The story focuses on Obi, a young, gay, ambitious, Black British digital marketer. He bumps into Alex – a young, gay, white American ex drug addict - on a busy London street. After ten months of dating, Alex announces that due to Brexit, his firm is moving to Abu Dhabi. The only way they can stay together is if they get married. Obi agrees, albeit half-heartedly. Now comes the moment when the two young men must introduce each other to their respective families. Cultural fireworks should flare, but woefully low stakes and unbelievable coincidences abound in what becomes a deflated and repetitive musical.
The book and lyrics are written by TV heavyweight Matt Jones, who has penned episodes of Doctor Who, Torchwood, Stan Lee’s Lucky Man and Mr Selfridge.
Kele Okereke, principal songwriter and frontman of English rock band Bloc Party, has written an electronic dance score with rhythmic guitar riffs and licks throughout.
The show is almost continuously underscored. While the songs are initially invigorating, they start to sound the same, with multiple reprises of sung inner monologues that do nothing to push the story forward.
There is dynamic energy and verve from the cast, with each actor pulling their weight in terms of acting, singing and dancing. Sadly for all their effort, they cannot revitalise what is essentially a flat book and lyrics.
Cornell S. John as Kenneth, Obi’s bigoted, first generation Nigerian immigrant father, plays his character’s harsh dimensions for all they’re worth. Interestingly, he receives the most of the laughs in the show, particularly at the end of the dinner party scene when the in-laws first meet, stating, ‘I want to put it on record that I behaved impeccably.’ Aretha Ayeh as Obi’s sister Chichi is grounded and provides emotional depth in the few moments she is given to shine.

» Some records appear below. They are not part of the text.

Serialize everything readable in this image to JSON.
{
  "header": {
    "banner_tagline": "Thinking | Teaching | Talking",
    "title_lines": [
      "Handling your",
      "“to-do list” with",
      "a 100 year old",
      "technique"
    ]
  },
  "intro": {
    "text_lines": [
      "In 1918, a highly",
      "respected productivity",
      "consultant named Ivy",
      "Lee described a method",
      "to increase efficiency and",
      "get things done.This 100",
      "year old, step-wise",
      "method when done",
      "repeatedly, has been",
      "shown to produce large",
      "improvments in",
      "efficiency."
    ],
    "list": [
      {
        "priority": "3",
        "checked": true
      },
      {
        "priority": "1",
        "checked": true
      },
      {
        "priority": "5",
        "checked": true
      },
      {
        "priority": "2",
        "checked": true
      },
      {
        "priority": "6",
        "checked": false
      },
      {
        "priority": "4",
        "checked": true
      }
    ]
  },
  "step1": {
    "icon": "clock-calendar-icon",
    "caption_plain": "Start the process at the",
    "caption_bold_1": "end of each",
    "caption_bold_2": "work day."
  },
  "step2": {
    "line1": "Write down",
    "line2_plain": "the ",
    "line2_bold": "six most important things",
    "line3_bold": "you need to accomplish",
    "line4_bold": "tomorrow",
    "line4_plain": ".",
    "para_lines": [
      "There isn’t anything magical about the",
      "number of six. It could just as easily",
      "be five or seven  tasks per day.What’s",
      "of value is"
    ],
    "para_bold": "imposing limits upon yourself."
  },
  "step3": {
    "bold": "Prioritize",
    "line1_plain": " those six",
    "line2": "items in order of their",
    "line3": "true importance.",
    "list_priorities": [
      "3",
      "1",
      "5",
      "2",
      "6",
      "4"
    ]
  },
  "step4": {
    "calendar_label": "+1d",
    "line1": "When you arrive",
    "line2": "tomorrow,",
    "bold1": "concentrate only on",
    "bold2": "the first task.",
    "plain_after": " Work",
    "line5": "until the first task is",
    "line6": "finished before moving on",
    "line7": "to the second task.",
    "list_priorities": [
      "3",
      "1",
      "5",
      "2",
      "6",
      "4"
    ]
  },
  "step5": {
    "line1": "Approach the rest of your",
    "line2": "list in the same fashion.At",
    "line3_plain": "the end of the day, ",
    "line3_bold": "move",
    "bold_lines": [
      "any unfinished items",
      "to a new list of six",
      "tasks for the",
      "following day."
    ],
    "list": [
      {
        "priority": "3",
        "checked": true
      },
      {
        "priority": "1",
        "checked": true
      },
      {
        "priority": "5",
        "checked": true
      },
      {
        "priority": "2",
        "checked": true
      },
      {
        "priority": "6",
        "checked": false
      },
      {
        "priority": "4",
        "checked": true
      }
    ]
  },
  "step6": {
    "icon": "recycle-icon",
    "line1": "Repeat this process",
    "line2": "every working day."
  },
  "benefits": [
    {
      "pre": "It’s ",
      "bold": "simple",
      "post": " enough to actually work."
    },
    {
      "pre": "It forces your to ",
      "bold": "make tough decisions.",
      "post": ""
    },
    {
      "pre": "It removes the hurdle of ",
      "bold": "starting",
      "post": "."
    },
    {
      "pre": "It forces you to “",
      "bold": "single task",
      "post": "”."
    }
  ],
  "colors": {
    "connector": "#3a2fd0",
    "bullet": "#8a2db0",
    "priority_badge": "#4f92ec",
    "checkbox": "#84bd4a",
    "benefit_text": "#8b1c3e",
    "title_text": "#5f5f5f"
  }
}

The stand out performance comes from Tyrone Huntley as Obi. His singing voice is clear and bright, with a refreshing London lilt. Obi is cold and cagey, but we realise his distancing techniques stem from the neglect and humiliation he experienced from his homophobic father Kenneth, and his passive and meek mother Grace. Although this is one of the most powerful conflicts within the drama, the characters themselves do not feel fully wrought, and edge towards stereotypes. Alex’s white American family is drawn with the same lack of detail, being accepting to the point of imperiousness with their political correctness.
With the theme of gay marriage so thought-provoking and packed with potential, it’s a shame the creative team have not been able to deliver on plot or character development.
|What||Leave to Remain, Lyric Hammersmith review|
|Where||Lyric Hammersmith, Lyric Square, King St, W6 0QL | MAP|
|Nearest tube||Hammersmith (All lines) (underground)|
16 Jan 19 – 16 Feb 19, 7:00 PM – 10:00 PM
|Price||£10 - £42|
|Website||Click here to book now|